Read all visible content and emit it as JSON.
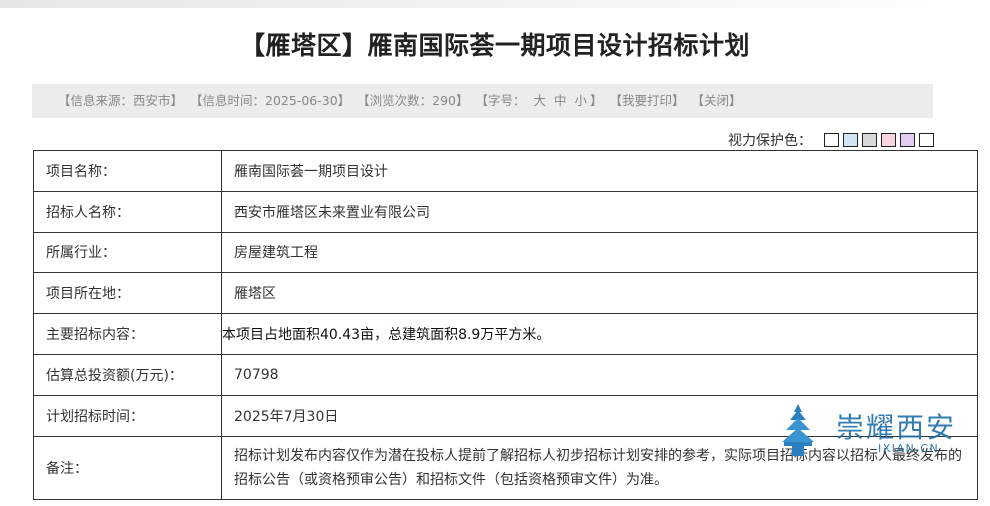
{
  "page": {
    "title": "【雁塔区】雁南国际荟一期项目设计招标计划"
  },
  "info_bar": {
    "source": "【信息来源：西安市】",
    "time": "【信息时间：2025-06-30】",
    "views": "【浏览次数：290】",
    "font_size_label": "【字号：",
    "font_size_options": [
      "大",
      "中",
      "小"
    ],
    "font_size_close": "】",
    "print": "【我要打印】",
    "close": "【关闭】"
  },
  "eye_protection": {
    "label": "视力保护色：",
    "colors": [
      "#ffffff",
      "#cfe6f5",
      "#d8d8d8",
      "#f6d6dc",
      "#e2ccf2",
      "#ffffff"
    ]
  },
  "table": {
    "rows": [
      {
        "label": "项目名称：",
        "value": "雁南国际荟一期项目设计"
      },
      {
        "label": "招标人名称：",
        "value": "西安市雁塔区未来置业有限公司"
      },
      {
        "label": "所属行业：",
        "value": "房屋建筑工程"
      },
      {
        "label": "项目所在地：",
        "value": "雁塔区"
      },
      {
        "label": "主要招标内容：",
        "value": "本项目占地面积40.43亩，总建筑面积8.9万平方米。"
      },
      {
        "label": "估算总投资额(万元)：",
        "value": "70798"
      },
      {
        "label": "计划招标时间：",
        "value": "2025年7月30日"
      },
      {
        "label": "备注：",
        "value": "招标计划发布内容仅作为潜在投标人提前了解招标人初步招标计划安排的参考，实际项目招标内容以招标人最终发布的招标公告（或资格预审公告）和招标文件（包括资格预审文件）为准。"
      }
    ]
  },
  "watermark": {
    "text": "崇耀西安",
    "sub": "IXIAN.CN"
  }
}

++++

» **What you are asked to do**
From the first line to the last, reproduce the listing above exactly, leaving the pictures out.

» **Solution to this task**
Read all visible content and emit it as JSON.
{
  "page": {
    "title": "【雁塔区】雁南国际荟一期项目设计招标计划"
  },
  "info_bar": {
    "source": "【信息来源：西安市】",
    "time": "【信息时间：2025-06-30】",
    "views": "【浏览次数：290】",
    "font_size_label": "【字号：",
    "font_size_options": [
      "大",
      "中",
      "小"
    ],
    "font_size_close": "】",
    "print": "【我要打印】",
    "close": "【关闭】"
  },
  "eye_protection": {
    "label": "视力保护色：",
    "colors": [
      "#ffffff",
      "#cfe6f5",
      "#d8d8d8",
      "#f6d6dc",
      "#e2ccf2",
      "#ffffff"
    ]
  },
  "table": {
    "rows": [
      {
        "label": "项目名称：",
        "value": "雁南国际荟一期项目设计"
      },
      {
        "label": "招标人名称：",
        "value": "西安市雁塔区未来置业有限公司"
      },
      {
        "label": "所属行业：",
        "value": "房屋建筑工程"
      },
      {
        "label": "项目所在地：",
        "value": "雁塔区"
      },
      {
        "label": "主要招标内容：",
        "value": "本项目占地面积40.43亩，总建筑面积8.9万平方米。"
      },
      {
        "label": "估算总投资额(万元)：",
        "value": "70798"
      },
      {
        "label": "计划招标时间：",
        "value": "2025年7月30日"
      },
      {
        "label": "备注：",
        "value": "招标计划发布内容仅作为潜在投标人提前了解招标人初步招标计划安排的参考，实际项目招标内容以招标人最终发布的招标公告（或资格预审公告）和招标文件（包括资格预审文件）为准。"
      }
    ]
  },
  "watermark": {
    "text": "崇耀西安",
    "sub": "IXIAN.CN"
  }
}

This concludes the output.